Sumedh Rajendran’s works  tend to exude a fluid,  sensuous yet a rather jarring version of reality quite at odds with itself –isolated and multifarious- playing on space, open yet well within the confines of form, with the absence of an obvious grounding element, instead indicated by the malleability and fluidityof the materials used. In his sculptures and collages , form creates - even as it morphs with the inorganic - a fluidity that is indeed powerful though precarious. Sculptures fabricated within collages or mounted on the wall attest to the fragility of form in space.

The gaps between each material, whether of white background space – usually a wall - or in the case of free standing sculptures, are the breathing nodes of his works. It is through these nodes that his works speak of the incongruence of the objects he assembles, as well as the weight of the material they are fabricated in. His figures are weighted forward and backward to others. They are melded together to sometimes lean on each other. All this occurs without a firm back grounding, and this particular mode activates the space around these figures.

It activates a longing for support, alongside the subtle fear of falling over, but more importantly it activates in return the figures and objects. In this particular work, Sumedh Rajendran activates the space by creating a distant horizon, a looming set of mountains across whose plane the figure of the man and dog, conjoined together are placed at center. The figures are linked to the mountains in the distance by a winding thin line of road.

In one of his essays, Ranjit Hoskote has stated, “The objects assembled together to form ‘Final Call’ , although they are developed around the friction between incongruous entities fused together, are deliberately engineered: they are signs of the complex and interdependent life that this planet leads, where every participant in the existential process likely imperil every other.”

It’s the absurdity and the incongruence of the objects used and the material that catches our imagination. Rather than illustrating a specific idea, its function is to startle us with the authenticity of the actions inherent in the associations between material, object and space, and the depth of the artistic images formed.

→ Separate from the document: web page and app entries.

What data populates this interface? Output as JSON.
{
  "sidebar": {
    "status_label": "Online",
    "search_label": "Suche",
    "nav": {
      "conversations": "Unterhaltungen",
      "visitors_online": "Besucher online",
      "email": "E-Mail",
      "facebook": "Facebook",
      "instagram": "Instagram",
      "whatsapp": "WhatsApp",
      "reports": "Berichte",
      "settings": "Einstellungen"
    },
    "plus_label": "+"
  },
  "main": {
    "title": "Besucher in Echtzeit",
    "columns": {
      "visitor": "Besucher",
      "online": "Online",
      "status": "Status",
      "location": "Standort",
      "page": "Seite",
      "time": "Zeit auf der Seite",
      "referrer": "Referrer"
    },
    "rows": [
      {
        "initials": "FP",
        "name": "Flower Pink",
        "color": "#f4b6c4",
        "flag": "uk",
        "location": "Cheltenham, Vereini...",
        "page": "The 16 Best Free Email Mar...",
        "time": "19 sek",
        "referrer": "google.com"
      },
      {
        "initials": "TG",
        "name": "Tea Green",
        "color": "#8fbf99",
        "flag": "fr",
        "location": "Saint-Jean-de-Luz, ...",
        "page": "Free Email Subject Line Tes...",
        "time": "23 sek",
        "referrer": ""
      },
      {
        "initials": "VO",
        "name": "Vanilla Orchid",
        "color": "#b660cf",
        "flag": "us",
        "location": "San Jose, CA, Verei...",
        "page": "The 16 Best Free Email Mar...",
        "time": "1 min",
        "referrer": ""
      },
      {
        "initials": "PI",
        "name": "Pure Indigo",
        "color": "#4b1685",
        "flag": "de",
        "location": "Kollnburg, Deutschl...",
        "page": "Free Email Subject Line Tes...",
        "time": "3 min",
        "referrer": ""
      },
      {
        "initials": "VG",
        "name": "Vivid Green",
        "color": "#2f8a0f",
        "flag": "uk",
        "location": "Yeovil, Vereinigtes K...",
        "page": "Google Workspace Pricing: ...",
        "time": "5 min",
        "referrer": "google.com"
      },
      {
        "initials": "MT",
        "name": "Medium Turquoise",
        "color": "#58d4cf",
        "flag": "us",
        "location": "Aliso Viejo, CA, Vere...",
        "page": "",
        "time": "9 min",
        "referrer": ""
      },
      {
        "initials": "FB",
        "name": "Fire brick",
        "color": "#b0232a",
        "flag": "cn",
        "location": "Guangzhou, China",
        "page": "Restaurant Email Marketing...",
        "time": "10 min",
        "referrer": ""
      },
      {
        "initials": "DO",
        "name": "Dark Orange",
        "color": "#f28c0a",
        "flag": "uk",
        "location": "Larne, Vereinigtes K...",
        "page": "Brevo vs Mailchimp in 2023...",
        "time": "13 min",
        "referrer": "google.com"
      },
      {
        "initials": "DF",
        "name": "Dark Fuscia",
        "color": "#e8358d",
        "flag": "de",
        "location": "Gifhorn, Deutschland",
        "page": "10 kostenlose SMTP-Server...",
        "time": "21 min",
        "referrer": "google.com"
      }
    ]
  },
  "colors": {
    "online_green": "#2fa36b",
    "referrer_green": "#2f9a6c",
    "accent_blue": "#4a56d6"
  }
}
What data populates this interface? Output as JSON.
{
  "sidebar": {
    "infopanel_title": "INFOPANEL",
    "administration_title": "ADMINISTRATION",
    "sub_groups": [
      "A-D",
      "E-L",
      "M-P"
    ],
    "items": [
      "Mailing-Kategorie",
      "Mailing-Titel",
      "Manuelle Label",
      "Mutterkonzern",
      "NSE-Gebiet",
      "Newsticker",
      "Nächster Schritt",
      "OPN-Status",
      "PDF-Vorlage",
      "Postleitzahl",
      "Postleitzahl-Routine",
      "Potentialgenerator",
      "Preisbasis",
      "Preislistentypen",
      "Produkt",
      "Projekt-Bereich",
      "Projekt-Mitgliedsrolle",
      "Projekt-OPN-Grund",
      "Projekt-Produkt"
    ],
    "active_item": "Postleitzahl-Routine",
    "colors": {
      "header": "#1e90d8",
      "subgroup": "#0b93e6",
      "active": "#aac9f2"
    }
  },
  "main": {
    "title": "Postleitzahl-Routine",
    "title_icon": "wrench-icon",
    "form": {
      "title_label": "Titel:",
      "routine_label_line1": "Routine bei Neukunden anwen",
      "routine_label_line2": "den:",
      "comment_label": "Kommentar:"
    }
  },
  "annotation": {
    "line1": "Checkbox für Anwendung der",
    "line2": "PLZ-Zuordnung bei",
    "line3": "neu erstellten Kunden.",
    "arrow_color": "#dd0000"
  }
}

(Courtesy: An essay by Renuka Sawhney to ‘A Floating Object - The Guild Collection – Series I – 2012’ at The Guild, Mumbai)

No comments:

Post a Comment